If you are concerned about not sweating enough during your workouts, consider the following tips:
- Stay hydrated: Ensure you are adequately hydrated before, during, and after exercise. Drink water regularly throughout the day to maintain proper fluid balance.
- Dress appropriately: Wear lightweight, breathable clothing that allows for proper ventilation and sweat evaporation. Opt for moisture-wicking fabrics to keep you comfortable during workouts.
- Talk to a healthcare professional: If you suspect an underlying medical condition or are taking medications that may affect sweat production, consult with a healthcare professional for further evaluation and guidance.
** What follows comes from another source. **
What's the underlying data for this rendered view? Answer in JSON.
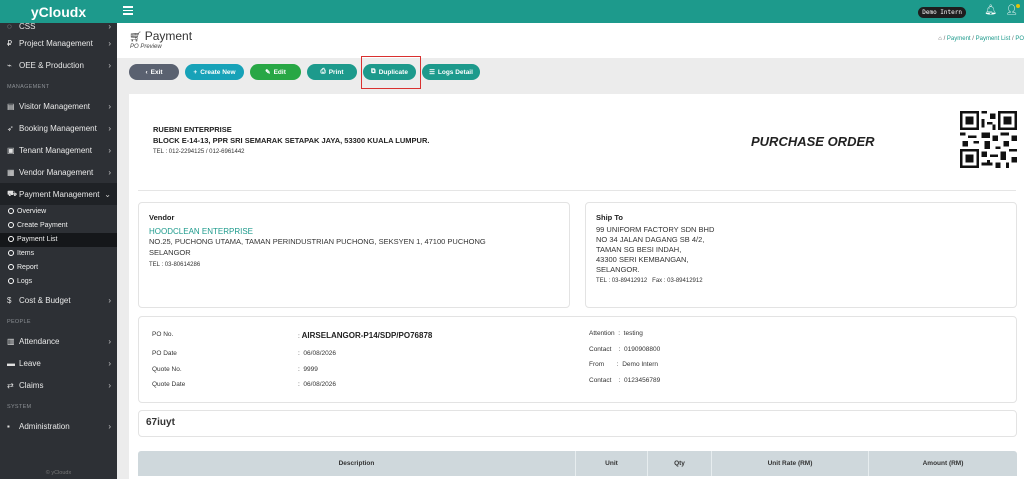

- Gradually increase intensity: If you are new to exercise or have a lower fitness level, gradually increase the intensity of your workouts. As your body becomes more conditioned, you may notice an improvement in sweat production.
- Monitor your body temperature: Keep an eye on your body temperature during exercise. If you experience symptoms of overheating, such as dizziness or nausea, stop exercising immediately and seek medical attention.
- Consider sweat tests: In some cases, healthcare professionals may perform sweat tests to evaluate sweat production and identify any underlying issues.
- Listen to your body: Pay attention to how you feel during exercise. If you are pushing yourself too hard and not sweating, take a break and allow your body to recover.
Q1: Why do some people sweat more than others during exercise?
A1: The amount of sweat produced during exercise can vary due to factors such as genetics, fitness level, and body composition. Highly fit individuals tend to sweat more efficiently as their bodies are adapted to physical exertion.
Q2: Can dehydration cause a lack of sweat during workouts?
A2: Yes, dehydration can hinder sweat production. When your body lacks fluids, it may struggle to produce sweat effectively. It is crucial to stay hydrated before, during, and after exercise.
Q3: Are there any medical conditions that can cause a lack of sweat during exercise?
A3: Yes, medical conditions such as hypohidrosis and anhidrosis can result in a diminished or absent ability to sweat. Nerve damage, certain medications, and skin conditions can also affect sweat production.
Q4: Does clothing affect sweat production during exercise?
A4: Yes, clothing choices can impact sweat production. Wearing heavy or tight-fitting clothing can limit ventilation and evaporation, potentially reducing sweat production.
Q5: Should I be concerned if I don’t sweat during workouts?
A5: Not necessarily. While sweating is a natural response to exercise, the absence of sweat alone may not always be a cause for concern. However, if you have other symptoms or suspect an underlying issue, it is advisable to consult with a healthcare professional.
Q6: Can certain medications affect sweat production during exercise?
A6: Yes, certain medications like antihistamines or beta-blockers can interfere with sweat production. If you have recently started taking a new medication and noticed a decrease in sweat during exercise, consult with your healthcare provider.
Q7: How can I improve sweat production during workouts?
A7: Staying hydrated, dressing appropriately, gradually increasing exercise intensity, and maintaining a regular fitness routine can help improve sweat production during workouts. However, it is essential to listen to your body and seek professional advice if you have concerns.